India spends about Rs. 160,000 crore every year or roughly two percent of the country’s GDP on subsidies, all indirectly. For example, in fertilisers — which accounts for two thirds of total subsidies — the government fixes a low selling price and compensates the producers by paying the difference between the selling price and the actual production costs (plus a pre-decided profit margin) as subsidy.
The indirect subsidy has been blamed for benefiting big farmers more than the small and medium farmers, for whom the subsidy is intended. This is because bulk of the subsidised fertiliser is picked up by the rich farmers because the small and marginal farmers account for just 37 percent of the farm land. Indirect subsidy has also discouraged improvements in production processes since manufacturers have no incentive to increase efficiency.
The same argument can be extended to other segments, such as primary education. A recent report on the status of schools by Pratham, a non-government organisation that works in the education sector, paints a dismal picture of the sector. There is high teacher absenteeism and low standards of education. For many state-run schools, there is no incentive to improve, since funds come from the government, and there is little pressure from students.
Moreover, so far there has been no reliable system in place to identify and target the people who are most in need of subsidy. But with systems like the Unique Identity Number in place, it might be possible to get the benefit directly to the deserving and leave out unintended beneficiaries. This will also play a big part in bringing down India’s overall subsidy bill. For instance, according to industry estimates, the money spent on poor farmers could potentially come down to Rs. 37,000 crore from the current Rs. 100,000 crore.
There are multiple options to give direct subsidies — through food coupons, school vouchers and direct transfer of cash to beneficiaries’ bank accounts. The complexity is not so much in the transfer of funds, as it is in the identification of the beneficiaries.
Another advantage of cash subsidies is that it will free up the distribution system and allow the people who receive the subsidy to choose where they buy their goods from.
The idea of directly giving money to the poor is becoming popular among the development thinkers and policy makers. It’s already a part of policy in many parts of the world: Predominantly in Latin America where 16 countries have this practice, and also in other countries such as Jamaica, Philippines, Turkey and Indonesia.

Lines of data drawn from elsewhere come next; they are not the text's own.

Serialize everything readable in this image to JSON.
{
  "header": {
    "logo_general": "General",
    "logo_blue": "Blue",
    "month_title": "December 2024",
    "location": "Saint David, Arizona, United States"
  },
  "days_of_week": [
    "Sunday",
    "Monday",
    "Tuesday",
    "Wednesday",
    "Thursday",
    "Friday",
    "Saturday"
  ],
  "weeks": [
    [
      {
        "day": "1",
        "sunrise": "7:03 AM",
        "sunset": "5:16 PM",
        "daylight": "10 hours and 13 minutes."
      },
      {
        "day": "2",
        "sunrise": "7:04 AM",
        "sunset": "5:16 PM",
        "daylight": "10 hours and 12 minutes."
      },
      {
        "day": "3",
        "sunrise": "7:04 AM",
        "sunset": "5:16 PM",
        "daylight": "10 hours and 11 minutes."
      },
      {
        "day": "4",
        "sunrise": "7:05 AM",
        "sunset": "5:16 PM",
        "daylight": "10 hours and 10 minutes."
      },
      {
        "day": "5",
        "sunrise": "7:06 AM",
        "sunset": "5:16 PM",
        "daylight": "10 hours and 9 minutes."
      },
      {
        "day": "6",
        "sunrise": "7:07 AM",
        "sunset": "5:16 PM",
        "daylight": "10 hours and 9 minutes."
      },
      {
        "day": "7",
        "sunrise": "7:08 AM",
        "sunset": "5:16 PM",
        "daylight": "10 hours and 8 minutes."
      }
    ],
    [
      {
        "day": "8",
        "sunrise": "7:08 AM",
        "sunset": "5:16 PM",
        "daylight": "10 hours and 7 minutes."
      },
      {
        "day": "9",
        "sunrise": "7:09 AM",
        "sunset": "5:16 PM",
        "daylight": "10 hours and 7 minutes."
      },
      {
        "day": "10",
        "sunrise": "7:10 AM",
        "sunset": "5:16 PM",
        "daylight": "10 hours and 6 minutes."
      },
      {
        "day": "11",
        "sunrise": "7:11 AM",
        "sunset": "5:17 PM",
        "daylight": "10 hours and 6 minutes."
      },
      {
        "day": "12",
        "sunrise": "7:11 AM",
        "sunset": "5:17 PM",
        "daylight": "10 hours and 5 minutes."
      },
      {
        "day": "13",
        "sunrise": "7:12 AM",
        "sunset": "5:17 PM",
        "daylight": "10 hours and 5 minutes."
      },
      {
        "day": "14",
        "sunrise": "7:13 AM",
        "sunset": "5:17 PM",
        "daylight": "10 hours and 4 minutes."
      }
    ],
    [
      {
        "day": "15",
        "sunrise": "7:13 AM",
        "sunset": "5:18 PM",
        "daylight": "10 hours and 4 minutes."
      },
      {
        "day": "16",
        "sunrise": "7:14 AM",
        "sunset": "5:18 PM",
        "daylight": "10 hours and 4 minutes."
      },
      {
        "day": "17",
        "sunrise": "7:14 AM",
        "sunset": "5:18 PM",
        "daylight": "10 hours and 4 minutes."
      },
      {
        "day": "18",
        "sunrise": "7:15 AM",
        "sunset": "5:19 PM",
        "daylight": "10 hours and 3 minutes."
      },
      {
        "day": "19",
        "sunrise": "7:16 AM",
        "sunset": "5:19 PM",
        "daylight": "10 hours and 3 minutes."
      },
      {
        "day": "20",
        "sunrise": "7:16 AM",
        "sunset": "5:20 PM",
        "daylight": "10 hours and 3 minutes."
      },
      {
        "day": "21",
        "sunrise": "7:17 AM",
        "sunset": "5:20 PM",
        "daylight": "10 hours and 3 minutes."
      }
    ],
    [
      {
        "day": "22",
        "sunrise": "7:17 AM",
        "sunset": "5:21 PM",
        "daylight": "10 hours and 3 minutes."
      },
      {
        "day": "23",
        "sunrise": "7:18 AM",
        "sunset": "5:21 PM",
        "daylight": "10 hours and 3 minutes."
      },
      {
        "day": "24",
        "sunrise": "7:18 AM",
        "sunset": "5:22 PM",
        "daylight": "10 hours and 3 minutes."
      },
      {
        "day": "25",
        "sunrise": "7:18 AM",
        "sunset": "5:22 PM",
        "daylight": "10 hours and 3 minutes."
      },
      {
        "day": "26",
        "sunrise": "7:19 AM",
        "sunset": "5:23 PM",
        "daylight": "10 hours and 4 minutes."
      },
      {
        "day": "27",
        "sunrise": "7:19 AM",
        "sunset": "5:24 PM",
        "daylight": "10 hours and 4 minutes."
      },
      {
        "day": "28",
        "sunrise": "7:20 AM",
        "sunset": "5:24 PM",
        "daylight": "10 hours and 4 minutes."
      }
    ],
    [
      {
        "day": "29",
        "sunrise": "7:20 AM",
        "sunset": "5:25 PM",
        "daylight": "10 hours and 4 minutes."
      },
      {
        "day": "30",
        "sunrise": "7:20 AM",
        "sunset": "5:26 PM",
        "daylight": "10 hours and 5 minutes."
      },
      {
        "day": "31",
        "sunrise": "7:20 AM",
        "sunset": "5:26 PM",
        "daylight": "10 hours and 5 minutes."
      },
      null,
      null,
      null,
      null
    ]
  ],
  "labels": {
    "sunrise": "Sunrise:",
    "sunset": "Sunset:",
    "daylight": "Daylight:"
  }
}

The biggest and most cited of such programmes is Brazil’s Bolsa Familia. It started in 2001, with a programme aimed at education. It expanded in 2003 to include a range of services like food and fuel and now covers 2.6 million families in that country. The government transfers cash straight to a family, subject to conditions such as school attendance, nutritional monitoring, pre-natal and post-natal tests.